### Information given
======

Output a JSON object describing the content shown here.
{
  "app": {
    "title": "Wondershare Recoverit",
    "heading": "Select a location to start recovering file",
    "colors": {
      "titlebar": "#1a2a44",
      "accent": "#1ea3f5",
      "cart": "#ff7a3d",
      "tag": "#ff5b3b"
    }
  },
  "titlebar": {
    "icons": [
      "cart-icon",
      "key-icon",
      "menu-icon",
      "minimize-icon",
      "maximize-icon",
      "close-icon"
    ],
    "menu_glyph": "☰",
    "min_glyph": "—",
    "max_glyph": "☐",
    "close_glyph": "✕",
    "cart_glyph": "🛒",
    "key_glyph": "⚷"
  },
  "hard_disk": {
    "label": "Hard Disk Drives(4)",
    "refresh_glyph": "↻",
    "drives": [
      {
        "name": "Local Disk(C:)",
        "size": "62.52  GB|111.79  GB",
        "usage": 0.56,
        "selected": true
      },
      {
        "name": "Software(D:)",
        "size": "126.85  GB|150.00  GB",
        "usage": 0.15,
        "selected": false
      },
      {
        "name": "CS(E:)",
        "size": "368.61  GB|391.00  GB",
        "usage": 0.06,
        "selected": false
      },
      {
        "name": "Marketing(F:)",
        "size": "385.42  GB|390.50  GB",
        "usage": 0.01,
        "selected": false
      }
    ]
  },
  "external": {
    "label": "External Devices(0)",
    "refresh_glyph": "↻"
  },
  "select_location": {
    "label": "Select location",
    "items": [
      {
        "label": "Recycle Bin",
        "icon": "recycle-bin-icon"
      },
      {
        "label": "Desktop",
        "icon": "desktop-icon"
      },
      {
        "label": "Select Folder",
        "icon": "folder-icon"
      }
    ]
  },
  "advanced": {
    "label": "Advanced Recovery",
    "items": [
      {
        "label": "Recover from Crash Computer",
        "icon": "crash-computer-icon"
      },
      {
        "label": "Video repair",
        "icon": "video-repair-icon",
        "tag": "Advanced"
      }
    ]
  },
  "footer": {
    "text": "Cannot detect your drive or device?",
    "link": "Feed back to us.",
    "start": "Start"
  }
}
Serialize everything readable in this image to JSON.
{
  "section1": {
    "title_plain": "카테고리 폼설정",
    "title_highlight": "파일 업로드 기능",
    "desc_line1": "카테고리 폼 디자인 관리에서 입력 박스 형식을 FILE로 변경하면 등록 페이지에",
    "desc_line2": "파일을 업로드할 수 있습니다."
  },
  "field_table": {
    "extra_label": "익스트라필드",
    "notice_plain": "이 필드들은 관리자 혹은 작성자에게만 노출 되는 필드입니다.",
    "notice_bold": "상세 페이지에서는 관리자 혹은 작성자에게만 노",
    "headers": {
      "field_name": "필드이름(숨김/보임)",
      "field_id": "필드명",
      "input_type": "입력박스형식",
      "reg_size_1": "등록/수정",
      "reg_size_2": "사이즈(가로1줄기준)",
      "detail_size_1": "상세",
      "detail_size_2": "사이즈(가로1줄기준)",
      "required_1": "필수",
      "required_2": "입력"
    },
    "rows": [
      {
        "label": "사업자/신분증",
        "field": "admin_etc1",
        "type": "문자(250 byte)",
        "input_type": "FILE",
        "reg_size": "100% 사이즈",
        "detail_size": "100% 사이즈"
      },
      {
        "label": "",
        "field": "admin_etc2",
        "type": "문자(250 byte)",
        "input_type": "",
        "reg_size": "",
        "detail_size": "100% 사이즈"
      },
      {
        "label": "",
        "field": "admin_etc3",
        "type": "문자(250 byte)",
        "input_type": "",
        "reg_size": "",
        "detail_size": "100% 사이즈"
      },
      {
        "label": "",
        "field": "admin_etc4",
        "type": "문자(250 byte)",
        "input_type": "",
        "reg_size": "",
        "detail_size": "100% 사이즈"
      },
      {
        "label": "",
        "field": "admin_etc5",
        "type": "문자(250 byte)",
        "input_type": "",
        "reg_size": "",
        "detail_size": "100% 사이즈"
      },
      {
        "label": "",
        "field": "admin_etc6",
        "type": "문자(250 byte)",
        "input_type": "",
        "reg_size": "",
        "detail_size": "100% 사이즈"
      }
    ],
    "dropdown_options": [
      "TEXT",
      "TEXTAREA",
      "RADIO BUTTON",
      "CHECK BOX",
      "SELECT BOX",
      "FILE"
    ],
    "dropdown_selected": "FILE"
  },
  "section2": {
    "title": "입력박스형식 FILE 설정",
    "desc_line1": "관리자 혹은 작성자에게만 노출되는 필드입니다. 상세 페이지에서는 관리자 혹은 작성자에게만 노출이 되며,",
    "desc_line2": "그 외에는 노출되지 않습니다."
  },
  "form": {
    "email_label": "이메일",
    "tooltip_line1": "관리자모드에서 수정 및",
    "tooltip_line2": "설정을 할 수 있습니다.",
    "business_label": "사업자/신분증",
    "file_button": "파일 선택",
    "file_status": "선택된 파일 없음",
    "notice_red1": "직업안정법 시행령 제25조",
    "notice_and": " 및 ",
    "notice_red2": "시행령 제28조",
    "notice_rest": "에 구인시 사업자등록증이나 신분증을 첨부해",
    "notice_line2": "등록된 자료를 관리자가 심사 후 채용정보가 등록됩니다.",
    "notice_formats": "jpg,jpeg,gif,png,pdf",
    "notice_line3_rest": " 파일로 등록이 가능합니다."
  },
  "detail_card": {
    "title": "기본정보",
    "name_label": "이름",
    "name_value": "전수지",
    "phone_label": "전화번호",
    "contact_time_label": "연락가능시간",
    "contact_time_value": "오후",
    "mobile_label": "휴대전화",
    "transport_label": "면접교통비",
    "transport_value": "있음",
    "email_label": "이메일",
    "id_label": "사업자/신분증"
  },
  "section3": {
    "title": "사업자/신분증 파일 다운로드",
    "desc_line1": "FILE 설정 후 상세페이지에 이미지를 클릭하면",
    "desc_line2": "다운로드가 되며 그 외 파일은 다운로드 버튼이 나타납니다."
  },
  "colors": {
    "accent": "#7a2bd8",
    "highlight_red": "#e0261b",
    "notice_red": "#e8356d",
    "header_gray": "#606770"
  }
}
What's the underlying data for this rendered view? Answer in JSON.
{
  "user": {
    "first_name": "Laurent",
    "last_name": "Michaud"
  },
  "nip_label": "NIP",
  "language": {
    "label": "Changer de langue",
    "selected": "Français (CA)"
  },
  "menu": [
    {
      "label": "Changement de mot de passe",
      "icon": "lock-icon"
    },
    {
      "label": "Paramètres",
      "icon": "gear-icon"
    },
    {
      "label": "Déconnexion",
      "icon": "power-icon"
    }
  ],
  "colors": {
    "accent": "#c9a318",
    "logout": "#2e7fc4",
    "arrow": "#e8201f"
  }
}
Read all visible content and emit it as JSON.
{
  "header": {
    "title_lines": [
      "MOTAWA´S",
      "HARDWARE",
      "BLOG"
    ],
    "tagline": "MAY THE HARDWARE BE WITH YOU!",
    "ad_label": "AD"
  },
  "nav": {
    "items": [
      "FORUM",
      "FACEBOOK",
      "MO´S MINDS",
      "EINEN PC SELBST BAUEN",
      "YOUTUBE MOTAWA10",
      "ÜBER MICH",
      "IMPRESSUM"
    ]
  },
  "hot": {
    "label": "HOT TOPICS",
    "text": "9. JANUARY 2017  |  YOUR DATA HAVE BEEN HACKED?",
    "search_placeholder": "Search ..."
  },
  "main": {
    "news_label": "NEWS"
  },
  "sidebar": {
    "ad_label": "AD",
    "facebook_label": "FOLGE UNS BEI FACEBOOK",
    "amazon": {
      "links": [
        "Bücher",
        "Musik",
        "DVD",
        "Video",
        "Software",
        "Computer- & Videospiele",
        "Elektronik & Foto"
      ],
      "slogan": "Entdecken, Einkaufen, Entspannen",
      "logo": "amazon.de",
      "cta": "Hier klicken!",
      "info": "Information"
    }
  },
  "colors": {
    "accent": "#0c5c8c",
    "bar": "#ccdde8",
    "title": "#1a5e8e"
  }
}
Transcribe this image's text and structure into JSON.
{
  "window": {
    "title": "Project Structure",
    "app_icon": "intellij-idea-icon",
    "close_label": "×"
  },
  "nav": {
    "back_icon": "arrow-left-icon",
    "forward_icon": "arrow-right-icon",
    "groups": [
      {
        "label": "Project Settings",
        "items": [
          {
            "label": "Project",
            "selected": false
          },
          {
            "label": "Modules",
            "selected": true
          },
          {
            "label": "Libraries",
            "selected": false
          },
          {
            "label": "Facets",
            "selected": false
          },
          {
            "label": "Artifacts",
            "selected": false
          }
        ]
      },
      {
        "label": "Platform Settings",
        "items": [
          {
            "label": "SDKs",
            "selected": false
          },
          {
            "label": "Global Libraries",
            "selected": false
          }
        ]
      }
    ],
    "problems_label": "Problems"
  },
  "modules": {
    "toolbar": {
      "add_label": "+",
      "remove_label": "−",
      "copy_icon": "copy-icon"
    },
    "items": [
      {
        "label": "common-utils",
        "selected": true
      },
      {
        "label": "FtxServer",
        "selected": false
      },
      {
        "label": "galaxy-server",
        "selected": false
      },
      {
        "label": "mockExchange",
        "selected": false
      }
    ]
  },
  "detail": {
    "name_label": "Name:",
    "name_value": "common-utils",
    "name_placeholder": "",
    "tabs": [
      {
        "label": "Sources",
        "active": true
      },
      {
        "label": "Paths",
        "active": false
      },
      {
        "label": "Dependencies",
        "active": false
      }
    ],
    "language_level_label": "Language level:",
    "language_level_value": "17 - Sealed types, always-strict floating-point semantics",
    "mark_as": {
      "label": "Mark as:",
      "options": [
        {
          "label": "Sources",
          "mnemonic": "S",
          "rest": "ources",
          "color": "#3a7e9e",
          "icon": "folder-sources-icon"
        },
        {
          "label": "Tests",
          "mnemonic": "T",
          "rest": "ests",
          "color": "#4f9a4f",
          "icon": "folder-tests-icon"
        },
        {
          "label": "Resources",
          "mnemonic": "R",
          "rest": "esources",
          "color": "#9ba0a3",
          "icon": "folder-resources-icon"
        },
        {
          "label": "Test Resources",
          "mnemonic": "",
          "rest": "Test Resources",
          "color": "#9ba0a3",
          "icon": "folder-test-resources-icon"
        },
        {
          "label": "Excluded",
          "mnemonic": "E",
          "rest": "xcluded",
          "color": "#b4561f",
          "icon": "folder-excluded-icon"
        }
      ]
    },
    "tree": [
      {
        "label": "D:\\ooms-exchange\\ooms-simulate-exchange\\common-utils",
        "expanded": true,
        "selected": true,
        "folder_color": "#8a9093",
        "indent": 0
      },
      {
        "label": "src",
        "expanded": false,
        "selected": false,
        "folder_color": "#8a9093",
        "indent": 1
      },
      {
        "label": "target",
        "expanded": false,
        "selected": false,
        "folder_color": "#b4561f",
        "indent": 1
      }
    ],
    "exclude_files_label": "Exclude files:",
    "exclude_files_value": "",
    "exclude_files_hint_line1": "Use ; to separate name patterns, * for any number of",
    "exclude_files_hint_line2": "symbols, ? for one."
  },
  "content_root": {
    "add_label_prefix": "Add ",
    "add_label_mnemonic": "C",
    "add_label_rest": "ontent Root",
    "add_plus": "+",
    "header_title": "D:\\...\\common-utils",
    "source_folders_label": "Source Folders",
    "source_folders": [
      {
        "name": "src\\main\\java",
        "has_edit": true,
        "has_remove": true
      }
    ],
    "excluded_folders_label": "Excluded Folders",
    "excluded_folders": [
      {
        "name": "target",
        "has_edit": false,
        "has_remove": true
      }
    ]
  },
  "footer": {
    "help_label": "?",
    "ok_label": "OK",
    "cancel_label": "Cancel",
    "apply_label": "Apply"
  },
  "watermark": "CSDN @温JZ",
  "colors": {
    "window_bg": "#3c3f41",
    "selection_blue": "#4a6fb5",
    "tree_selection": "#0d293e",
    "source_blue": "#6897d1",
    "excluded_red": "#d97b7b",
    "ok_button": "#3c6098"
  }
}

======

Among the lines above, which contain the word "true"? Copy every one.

        "selected": true
            "selected": true
        "selected": true
        "active": true
        "expanded": true,
        "selected": true,
        "has_edit": true,
        "has_remove": true
        "has_remove": true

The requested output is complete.